Exercise = Could you copy exactly the lines from the one containing "Decode this image" through the last line of the records below, leaving out any pictures?

Input material =
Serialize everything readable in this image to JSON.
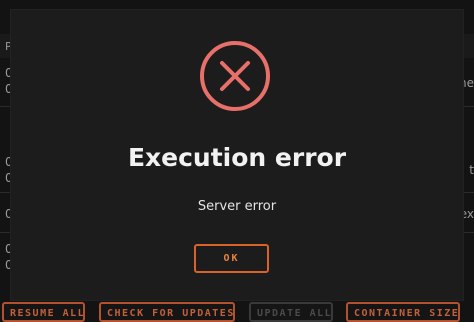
{
  "background": {
    "header_label": "P",
    "rows": [
      {
        "left": "0",
        "right": ""
      },
      {
        "left": "0",
        "right": "ne"
      },
      {
        "left": "0",
        "right": "t"
      },
      {
        "left": "0",
        "right": ""
      },
      {
        "left": "0",
        "right": "ex"
      },
      {
        "left": "0",
        "right": ""
      },
      {
        "left": "0",
        "right": ""
      }
    ],
    "buttons": [
      {
        "label": "RESUME ALL",
        "disabled": false
      },
      {
        "label": "CHECK FOR UPDATES",
        "disabled": false
      },
      {
        "label": "UPDATE ALL",
        "disabled": true
      },
      {
        "label": "CONTAINER SIZE",
        "disabled": false
      }
    ]
  },
  "dialog": {
    "icon": "error-x-circle-icon",
    "title": "Execution error",
    "message": "Server error",
    "ok_label": "OK",
    "colors": {
      "icon": "#e8706a",
      "accent": "#d9612a"
    }
  }
}
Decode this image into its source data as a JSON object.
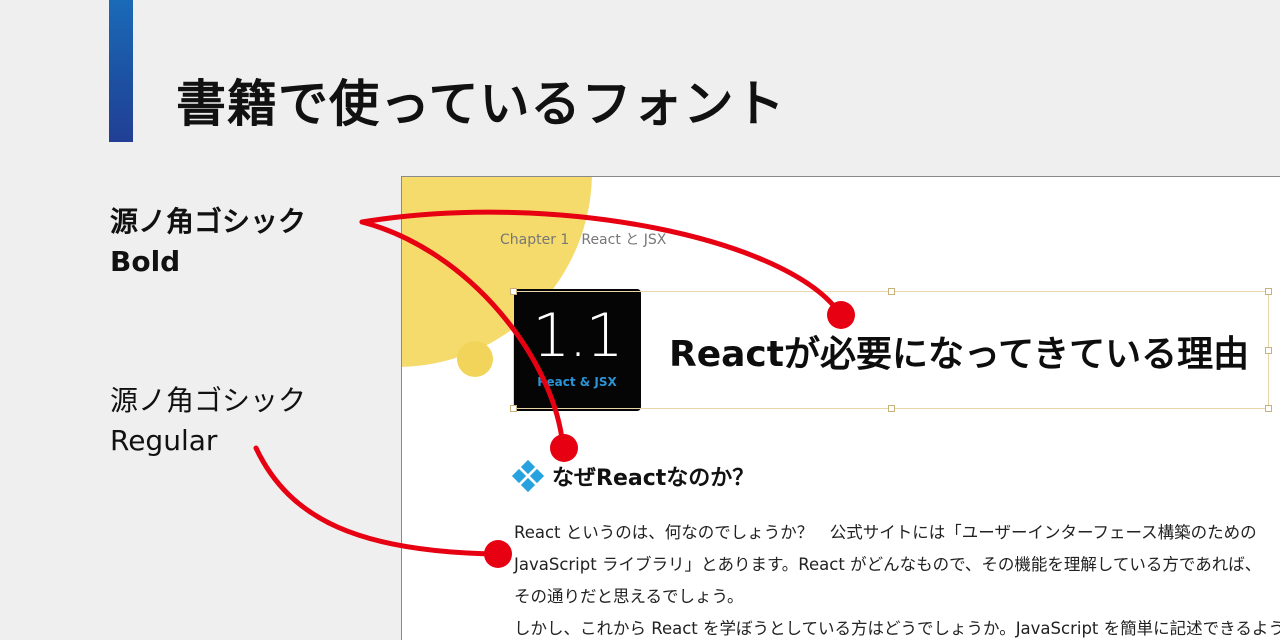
{
  "slide": {
    "title": "書籍で使っているフォント"
  },
  "labels": {
    "bold": {
      "line1": "源ノ角ゴシック",
      "line2": "Bold"
    },
    "regular": {
      "line1": "源ノ角ゴシック",
      "line2": "Regular"
    }
  },
  "book_page": {
    "running_head": {
      "chapter": "Chapter 1",
      "topic": "React と JSX"
    },
    "chapter_box": {
      "number": "1.1",
      "subtitle": "React & JSX"
    },
    "section_title": "Reactが必要になってきている理由",
    "subheading": "なぜReactなのか？",
    "paragraphs": [
      "React というのは、何なのでしょうか？　公式サイトには「ユーザーインターフェース構築のための",
      "JavaScript ライブラリ」とあります。React がどんなもので、その機能を理解している方であれば、",
      "その通りだと思えるでしょう。",
      "しかし、これから React を学ぼうとしている方はどうでしょうか。JavaScript を簡単に記述できるよう"
    ]
  },
  "colors": {
    "accent_bar": "#1d4fa0",
    "annotation_red": "#e60012",
    "deco_yellow": "#f5db6c",
    "diamond_icon": "#28a2de"
  }
}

Exercise result =
Decode this image into its source data as a JSON object.
{
  "slide": {
    "title": "書籍で使っているフォント"
  },
  "labels": {
    "bold": {
      "line1": "源ノ角ゴシック",
      "line2": "Bold"
    },
    "regular": {
      "line1": "源ノ角ゴシック",
      "line2": "Regular"
    }
  },
  "book_page": {
    "running_head": {
      "chapter": "Chapter 1",
      "topic": "React と JSX"
    },
    "chapter_box": {
      "number": "1.1",
      "subtitle": "React & JSX"
    },
    "section_title": "Reactが必要になってきている理由",
    "subheading": "なぜReactなのか？",
    "paragraphs": [
      "React というのは、何なのでしょうか？　公式サイトには「ユーザーインターフェース構築のための",
      "JavaScript ライブラリ」とあります。React がどんなもので、その機能を理解している方であれば、",
      "その通りだと思えるでしょう。",
      "しかし、これから React を学ぼうとしている方はどうでしょうか。JavaScript を簡単に記述できるよう"
    ]
  },
  "colors": {
    "accent_bar": "#1d4fa0",
    "annotation_red": "#e60012",
    "deco_yellow": "#f5db6c",
    "diamond_icon": "#28a2de"
  }
}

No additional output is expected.